#### Problem
Could you repeat the listing below exactly while leaving its pictures behind?

#### Records
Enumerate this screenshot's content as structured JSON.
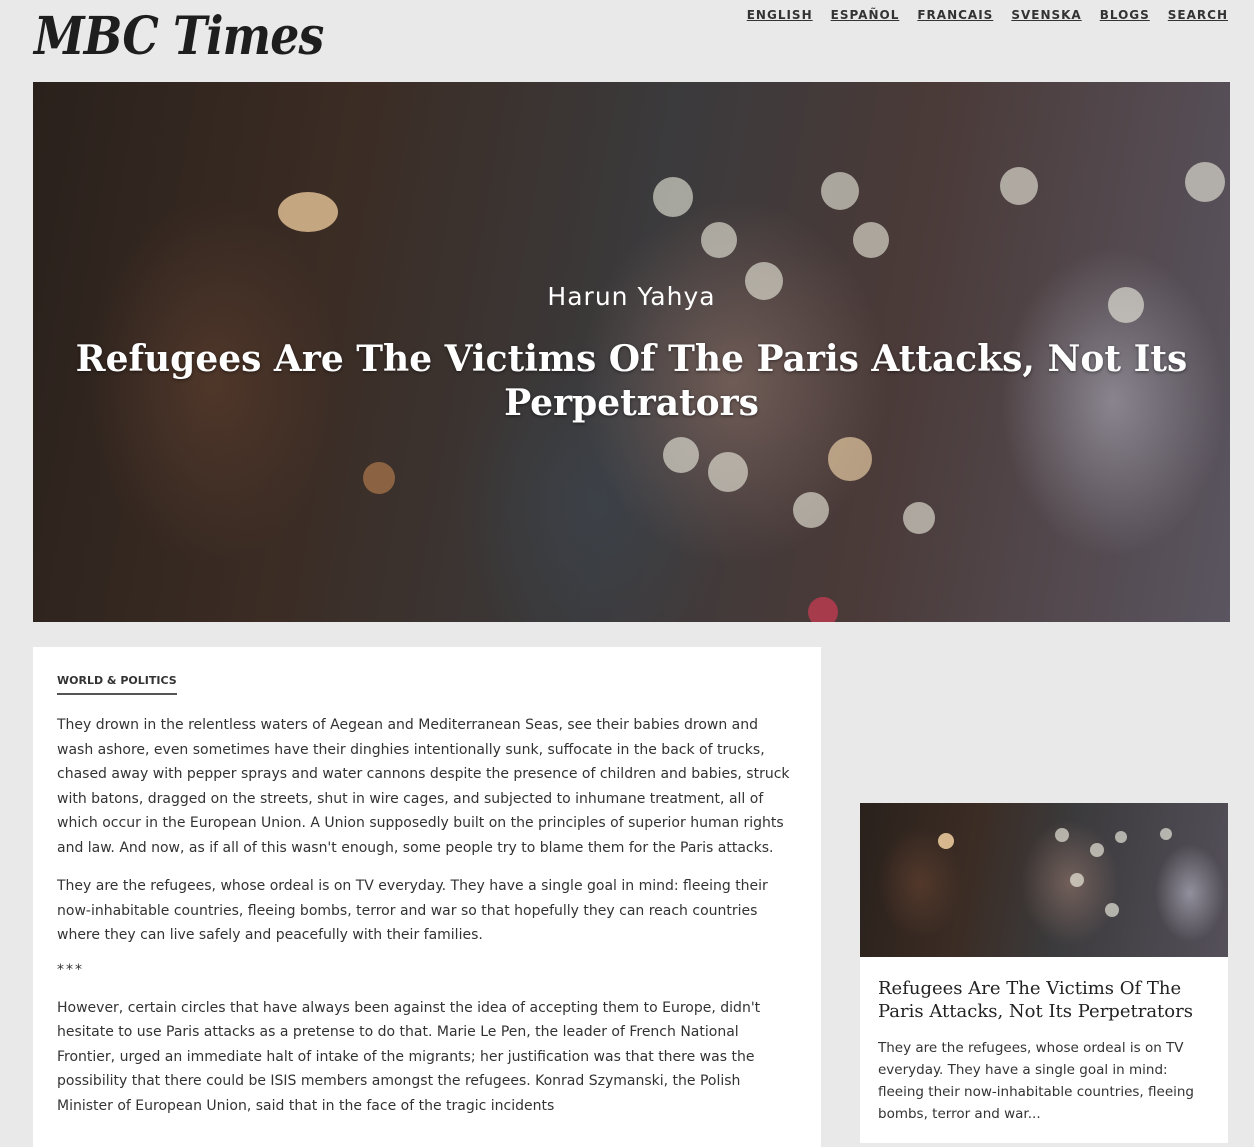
{
  "header": {
    "logo": "MBC Times",
    "nav": [
      "ENGLISH",
      "ESPAÑOL",
      "FRANCAIS",
      "SVENSKA",
      "BLOGS",
      "SEARCH"
    ]
  },
  "hero": {
    "author": "Harun Yahya",
    "title": "Refugees Are The Victims Of The Paris Attacks, Not Its Perpetrators"
  },
  "article": {
    "category": "WORLD & POLITICS",
    "paragraphs": [
      "They drown in the relentless waters of Aegean and Mediterranean Seas, see their babies drown and wash ashore, even sometimes have their dinghies intentionally sunk, suffocate in the back of trucks, chased away with pepper sprays and water cannons despite the presence of children and babies, struck with batons, dragged on the streets, shut in wire cages, and subjected to inhumane treatment, all of which occur in the European Union.  A Union supposedly built on the principles of superior human rights and law. And now, as if all of this wasn't enough, some people try to blame them for the Paris attacks.",
      "They are the refugees, whose ordeal is on TV everyday. They have a single goal in mind: fleeing their now-inhabitable countries, fleeing bombs, terror and war so that hopefully they can reach countries where they can live safely and peacefully with their families.",
      "However, certain circles that have always been against the idea of accepting them to Europe, didn't hesitate to use Paris attacks as a pretense to do that. Marie Le Pen, the leader of French National Frontier, urged an immediate halt of intake of the migrants; her justification was that there was the possibility that there could be ISIS members amongst the refugees. Konrad Szymanski, the Polish Minister of European Union, said that in the face of the tragic incidents"
    ],
    "separator": "***"
  },
  "sidebar_card": {
    "title": "Refugees Are The Victims Of The Paris Attacks, Not Its Perpetrators",
    "excerpt": "They are the refugees, whose ordeal is on TV everyday. They have a single goal in mind: fleeing their now-inhabitable countries, fleeing bombs, terror and war..."
  }
}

#### Answer box
Enumerate this screenshot's content as structured JSON.
{
  "header": {
    "logo": "MBC Times",
    "nav": [
      "ENGLISH",
      "ESPAÑOL",
      "FRANCAIS",
      "SVENSKA",
      "BLOGS",
      "SEARCH"
    ]
  },
  "hero": {
    "author": "Harun Yahya",
    "title": "Refugees Are The Victims Of The Paris Attacks, Not Its Perpetrators"
  },
  "article": {
    "category": "WORLD & POLITICS",
    "paragraphs": [
      "They drown in the relentless waters of Aegean and Mediterranean Seas, see their babies drown and wash ashore, even sometimes have their dinghies intentionally sunk, suffocate in the back of trucks, chased away with pepper sprays and water cannons despite the presence of children and babies, struck with batons, dragged on the streets, shut in wire cages, and subjected to inhumane treatment, all of which occur in the European Union.  A Union supposedly built on the principles of superior human rights and law. And now, as if all of this wasn't enough, some people try to blame them for the Paris attacks.",
      "They are the refugees, whose ordeal is on TV everyday. They have a single goal in mind: fleeing their now-inhabitable countries, fleeing bombs, terror and war so that hopefully they can reach countries where they can live safely and peacefully with their families.",
      "However, certain circles that have always been against the idea of accepting them to Europe, didn't hesitate to use Paris attacks as a pretense to do that. Marie Le Pen, the leader of French National Frontier, urged an immediate halt of intake of the migrants; her justification was that there was the possibility that there could be ISIS members amongst the refugees. Konrad Szymanski, the Polish Minister of European Union, said that in the face of the tragic incidents"
    ],
    "separator": "***"
  },
  "sidebar_card": {
    "title": "Refugees Are The Victims Of The Paris Attacks, Not Its Perpetrators",
    "excerpt": "They are the refugees, whose ordeal is on TV everyday. They have a single goal in mind: fleeing their now-inhabitable countries, fleeing bombs, terror and war..."
  }
}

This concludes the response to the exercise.